So last week, Microsoft and Yahoo teamed up and, with their powers combined, swung the boom hammer at Google. Microsoft and Yahoo announced a partnership where Micrsoft’s new Bing will power the search engine function on Yahoo’s sites. Yahoo, on the other hand, will continue to provide its content and portals, and will manage all ad sales involving searches. It’s a smack of epic proportions. But can this partnership work?? For Yahoo: Yes. For Microsoft: ???
But let’s get this out of the way now, Yahoo’s the BIG winner here. I almost laughed as I watched Yahoo trade down after the partnership was announced earlier this week. Don’t be confused here – Yahoo has literall nothing to lose in this agreement. Their search engine currently is a very distant second to Google’s, and several people I’ve talked to were confident Bing would overtake Yahoo for the #2 engine by the end of 2010.
So Yahoo swept away the hot new search engine and added it to its ridiculously fast growing (and intensely loyal) user base. Y-Mail has topped 250 million users and Yahoo Messenger has 90 million users – not even close to Google’s Chat and Mail numbers; but we know people aren’t necessarily loyal to Google. Have you ever met a Yahoo user not loyal? Didn’t think so. The point is this: Yahoo is safe. All of these stories (like this one, this one, and this one) are bogus media-driven-premature-pushing-of-panic-buttons that are quite lop-sided. The real risk lies in the Empire’s court. That’s right – Microsoft has put a lot on the line with this merger.
We Invented Something Cool! Here, You Can Have It.
It’s amusing to see that Microsoft invented an engine – it spent years reinventing and tweaking, and then essentially handed it over to Yahoo for its sites. Now, as many would rightly point out, Bing will get a huge insta-boost of searches once it shows up on Yahoo’s sites. But what they’re not telling you is that Bing is catching on. Several reviews (like this one, this one, and this one) place Bing over Google. And many analysts thought Bing would actually tear into Yahoo’s search #’s . . . not Google’s. So why go with Yahoo now? The attempted hostile takeover last year made sense then. But now? We can’t say time will tell if Microsoft made the right move, because we’ll really know. What we do know is that there was a chance for Bing, completely on its own, to compete with Google. So much for that.
You Want to Handle All of our Ad Sales? Sure! Why not?!
This one’s befuddling to me, and reasserts my point that it is Microsoft, not Yahoo, who’s being risky here. Why would you create a new engine, generate a bunch of hype and then hand over the ad sales to another company?

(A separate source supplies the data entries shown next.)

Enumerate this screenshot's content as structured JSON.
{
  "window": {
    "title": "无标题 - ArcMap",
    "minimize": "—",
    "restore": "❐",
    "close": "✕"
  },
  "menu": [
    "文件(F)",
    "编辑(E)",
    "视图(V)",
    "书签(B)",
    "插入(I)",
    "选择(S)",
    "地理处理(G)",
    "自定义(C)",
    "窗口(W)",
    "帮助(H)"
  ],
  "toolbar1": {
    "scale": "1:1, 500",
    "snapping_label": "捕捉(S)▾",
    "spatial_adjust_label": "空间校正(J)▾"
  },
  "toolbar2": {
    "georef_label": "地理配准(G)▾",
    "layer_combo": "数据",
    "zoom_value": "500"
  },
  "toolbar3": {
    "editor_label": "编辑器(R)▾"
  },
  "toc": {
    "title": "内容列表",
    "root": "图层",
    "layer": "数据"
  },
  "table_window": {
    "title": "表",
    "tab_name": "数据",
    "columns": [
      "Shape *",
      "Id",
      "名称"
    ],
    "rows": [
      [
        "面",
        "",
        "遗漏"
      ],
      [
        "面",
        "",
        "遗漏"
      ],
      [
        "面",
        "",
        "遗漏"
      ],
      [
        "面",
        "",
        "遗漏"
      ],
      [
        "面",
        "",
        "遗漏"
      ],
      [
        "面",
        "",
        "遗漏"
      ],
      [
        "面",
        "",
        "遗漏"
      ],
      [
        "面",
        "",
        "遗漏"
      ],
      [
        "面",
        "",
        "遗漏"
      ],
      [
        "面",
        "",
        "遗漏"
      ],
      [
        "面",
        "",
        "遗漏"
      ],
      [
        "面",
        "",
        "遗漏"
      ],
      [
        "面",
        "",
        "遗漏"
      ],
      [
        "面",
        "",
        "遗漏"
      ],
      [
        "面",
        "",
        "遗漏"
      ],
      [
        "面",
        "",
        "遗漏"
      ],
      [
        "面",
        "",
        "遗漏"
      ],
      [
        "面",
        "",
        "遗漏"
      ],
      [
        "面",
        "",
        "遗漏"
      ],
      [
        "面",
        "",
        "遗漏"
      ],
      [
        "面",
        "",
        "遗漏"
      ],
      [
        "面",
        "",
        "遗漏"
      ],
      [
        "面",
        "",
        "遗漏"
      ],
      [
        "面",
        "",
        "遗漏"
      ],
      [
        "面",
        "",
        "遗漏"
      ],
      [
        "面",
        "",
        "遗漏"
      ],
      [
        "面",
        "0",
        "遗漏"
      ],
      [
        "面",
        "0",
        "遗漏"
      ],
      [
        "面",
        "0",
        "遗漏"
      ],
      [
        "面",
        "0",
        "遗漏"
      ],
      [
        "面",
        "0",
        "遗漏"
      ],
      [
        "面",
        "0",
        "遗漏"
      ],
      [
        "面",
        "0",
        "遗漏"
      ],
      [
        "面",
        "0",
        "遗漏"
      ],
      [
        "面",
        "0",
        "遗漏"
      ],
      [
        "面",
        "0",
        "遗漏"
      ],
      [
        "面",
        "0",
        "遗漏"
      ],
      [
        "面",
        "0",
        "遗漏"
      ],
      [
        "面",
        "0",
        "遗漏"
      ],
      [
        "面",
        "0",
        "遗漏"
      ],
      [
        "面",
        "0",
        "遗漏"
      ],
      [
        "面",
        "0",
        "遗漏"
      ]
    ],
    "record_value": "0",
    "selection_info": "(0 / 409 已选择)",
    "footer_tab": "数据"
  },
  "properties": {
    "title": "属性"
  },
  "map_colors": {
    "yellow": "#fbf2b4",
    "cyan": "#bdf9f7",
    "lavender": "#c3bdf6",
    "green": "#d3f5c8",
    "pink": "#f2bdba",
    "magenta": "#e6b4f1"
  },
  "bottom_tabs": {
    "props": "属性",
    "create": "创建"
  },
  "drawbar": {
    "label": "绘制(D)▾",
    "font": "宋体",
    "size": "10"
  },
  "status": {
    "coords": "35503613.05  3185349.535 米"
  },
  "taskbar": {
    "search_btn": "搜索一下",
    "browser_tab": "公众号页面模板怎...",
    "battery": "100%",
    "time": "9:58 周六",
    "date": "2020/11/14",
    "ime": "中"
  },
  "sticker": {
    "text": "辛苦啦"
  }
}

Granted, it’s not like Microsoft is outsourcing their sales to an ad revenue company somewhere — this is Yahoo!, by the way — but again, Bing is clearly the hot, climbing engine right now — and they’re putting the potential fruits of their labor in the hands of another company!
To put this in more common terms, think of it this way: You’re a farmer who has been growing your own crops and then harvesting them yourself for years now. You’re an expert crop-grower, and you’re an expert harvester. Now, you’ve expanded your land, invested in tons of better fertilizer, and you’re now looking at by far the best season you’ve ever had. So along comes a competing farmer. They see how good you’re doing, and they offer you more land to plant your crops on in exchange for them harvesting your entire crop for you . . . and taking some skin out of it . . . all for land you may not have needed to put their crop out of business. Would this make sense to you? Apparently, it made sense to Microsoft. Hmmmmm . . .
I’m Bing. But Wait, Now I’m Ninja-Bing Slipped Under Yahoo. Call me Bingoo!
Not since Jeeves has a search engine suddenly faced such an identity crisis. What will become of Bing? Where is the user supposed to go to look something up: Yahoo or Bing? What differences will there be? While most Internet savvy people either know the answers to these questions (or simply don’t care), there’s about to be a lot of brand confusion. (For more on brand confusion: See GM.) I’ve yet to see an answer for this one, and we’ll just have to wait and see how it all unfolds.
Really, my whole beef about this thing is that Yahoo is taking flack for this deal, when really – they have very little to lose. If you count the sick-nasty investment Microsoft probably made to create Bing, then you can see that suddenly teaming with Yahoo is downgrading the potency of your brand. Sure, Live Search needed Yahoo, but did Bing? We’ll never know the answer to that one . . .
One answer we will know though is whether this was the right move; but we’ll probably know it later, rather than sooner.